From “I Cry But Thou Hearest Not,” To Be Near unto God, 44-46 (1905)
The saintly man of prayer seeks his Father. From experience he knows that it is possible here on earth to hold communion with the Father who is in heaven. He has confident assurance of the hidden fellowship with God along the pathway of life, which is sometimes rough and thorny, he knows what it is to “Walk with God.”
Blessed experience has taught him that in this secret fellowship communion is mutual, so that he seeks his Father, but also that the Father gives himself to be found of his child. In such moments he cannot say: God is here or there, for he feels and perceives that God is with him. He cannot prove that God talks to him, and yet he hears the voice of the Lord. This is not seemingly, but actually true. It is no self-deception, but rich reality. And he follows after the good shepherd, comforted by the staff and the rod whithersoever they lead. With the religious man of the world it is mere form, devoid of heart. With the devout believer on God it is sacred, blessed mysticism.

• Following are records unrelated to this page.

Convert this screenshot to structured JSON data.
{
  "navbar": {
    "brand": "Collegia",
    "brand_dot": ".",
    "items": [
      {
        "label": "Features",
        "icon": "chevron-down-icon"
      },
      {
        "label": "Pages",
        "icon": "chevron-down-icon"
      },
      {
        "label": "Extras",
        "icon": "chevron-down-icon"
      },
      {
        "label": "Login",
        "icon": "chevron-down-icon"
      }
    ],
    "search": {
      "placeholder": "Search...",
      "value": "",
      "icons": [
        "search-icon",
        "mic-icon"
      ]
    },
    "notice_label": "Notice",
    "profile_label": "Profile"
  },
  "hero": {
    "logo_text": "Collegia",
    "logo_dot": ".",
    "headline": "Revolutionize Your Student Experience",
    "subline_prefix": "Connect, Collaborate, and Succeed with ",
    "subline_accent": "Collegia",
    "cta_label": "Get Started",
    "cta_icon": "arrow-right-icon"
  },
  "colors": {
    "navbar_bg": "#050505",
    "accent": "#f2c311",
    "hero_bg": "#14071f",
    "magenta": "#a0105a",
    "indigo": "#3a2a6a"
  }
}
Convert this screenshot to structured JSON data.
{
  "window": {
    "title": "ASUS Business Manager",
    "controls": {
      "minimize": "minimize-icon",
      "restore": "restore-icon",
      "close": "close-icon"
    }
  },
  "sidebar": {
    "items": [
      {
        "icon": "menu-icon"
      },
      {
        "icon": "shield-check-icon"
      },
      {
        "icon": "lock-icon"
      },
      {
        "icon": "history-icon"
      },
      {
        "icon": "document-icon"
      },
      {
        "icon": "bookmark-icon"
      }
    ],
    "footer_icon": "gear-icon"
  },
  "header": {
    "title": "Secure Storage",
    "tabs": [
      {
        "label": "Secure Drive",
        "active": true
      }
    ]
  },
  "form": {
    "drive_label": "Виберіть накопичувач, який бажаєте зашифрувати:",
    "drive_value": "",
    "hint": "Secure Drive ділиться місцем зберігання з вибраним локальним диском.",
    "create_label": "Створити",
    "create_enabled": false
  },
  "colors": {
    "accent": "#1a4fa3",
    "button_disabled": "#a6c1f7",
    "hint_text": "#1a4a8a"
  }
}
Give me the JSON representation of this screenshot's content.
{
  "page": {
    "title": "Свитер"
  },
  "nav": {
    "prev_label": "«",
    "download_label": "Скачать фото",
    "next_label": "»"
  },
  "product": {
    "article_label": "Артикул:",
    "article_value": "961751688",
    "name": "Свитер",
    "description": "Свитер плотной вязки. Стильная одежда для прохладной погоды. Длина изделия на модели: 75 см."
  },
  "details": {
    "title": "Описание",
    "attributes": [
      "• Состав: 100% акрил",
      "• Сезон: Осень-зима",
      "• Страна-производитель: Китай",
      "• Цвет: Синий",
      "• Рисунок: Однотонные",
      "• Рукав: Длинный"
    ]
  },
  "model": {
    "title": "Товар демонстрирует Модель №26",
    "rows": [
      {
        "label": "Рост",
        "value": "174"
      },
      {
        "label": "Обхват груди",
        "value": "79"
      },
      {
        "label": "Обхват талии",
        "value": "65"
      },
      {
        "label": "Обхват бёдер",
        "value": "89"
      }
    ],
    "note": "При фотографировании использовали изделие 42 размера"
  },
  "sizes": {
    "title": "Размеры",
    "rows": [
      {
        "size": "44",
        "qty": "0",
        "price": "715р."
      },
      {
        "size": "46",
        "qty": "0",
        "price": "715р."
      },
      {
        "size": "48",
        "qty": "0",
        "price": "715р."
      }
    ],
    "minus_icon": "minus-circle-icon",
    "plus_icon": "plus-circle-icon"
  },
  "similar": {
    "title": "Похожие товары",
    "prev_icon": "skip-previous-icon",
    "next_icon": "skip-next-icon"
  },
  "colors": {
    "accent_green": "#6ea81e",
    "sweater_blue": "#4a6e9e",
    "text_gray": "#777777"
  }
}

There is discipline in this holy mysticism. Fellowship with God is not only broken once in a while, but frequently. Once there was no representation of invisible communication. But now there is. since we are in touch with people thou- sands of miles away from us. Now we can speak with others whose faces we cannot see, but whose voice we receive in return. So far have we advanced that telegraphy permits communication without wire or any visible, tangible guidance. And now we understand how this communication can be disturbed, interrupted and sometimes altogether broken….
For there are times when the soul calls and seeks God, and nothing comes back; when no sign from above is vouchsafed; when it seems that God is lost; when everything remains silent; when no voice comes and no answer.
Why God withdraws himself at such times can be surmised, but can never be fathomed. The cry from the cross: “My God, my God, why hast thou forsaken me?” holds us face to face with an impenetrable mystery. But even here surmisals may serve an end.
We awake in the morning and our first thought is of God. This gives us the blessed sense of God’s nearness, and as at the hand of God, we begin the day. But some other morning this is different. We perceive nothing of God. Our heart is not joined to the Eternal. Pray as we may, there is no fellowship.
God! hold not thyself as one deaf; why dost thou not hear me? But religion operates. The loss of Divine fellowship makes us very unhappy. Some sinful inclination of the heart has caused it. Some secret sin has prevented it. The heart has been troubled about many things that have excluded the Lord from the inner life. And the loss of fellowship is good. It makes us examine ourselves. It makes us unite the heart again to fear his name. …
At times, however, the failure of obtaining a Divine hearing cannot be explained from one cause or from another. We find nothing that accuses us. And yet God withdraws himself from us. But even then conjectures regarding the cause do not fail us. The believer on God sometimes overestimates his piety. He enters upon terms of familiarity with the love of God. He loses sight of the distance that extends between him and God. He takes it as a matter of course, as a something that ought to be, that fellowship with God is his portion. He even counts it at times as a mark of special holiness that he seeks Divine fellowship.
This cannot be permitted. It makes common what is, and always will be, holy grace. Experience teaches at such times that nothing strengthens and deepens the appreciation of fellowship with God as the temporary want of it. When for long times the soul has had no hearing, and when at length an answer comes from God, there enters into this secret communion a still deeper blessedness, and the soul bathes itself in the fulness of the love of God.
Abraham Kuyper (1837-1920) was a Dutch Reformed minister, theologian, journalist and politician. He played a central role in the formation of the confessional Reformed Churches in the Netherlands, and encouraged the development of Christian institutions as an agent for social renewal. To Be Near unto God, a collection of meditations, were written while he was serving as prime minister of the Netherlands.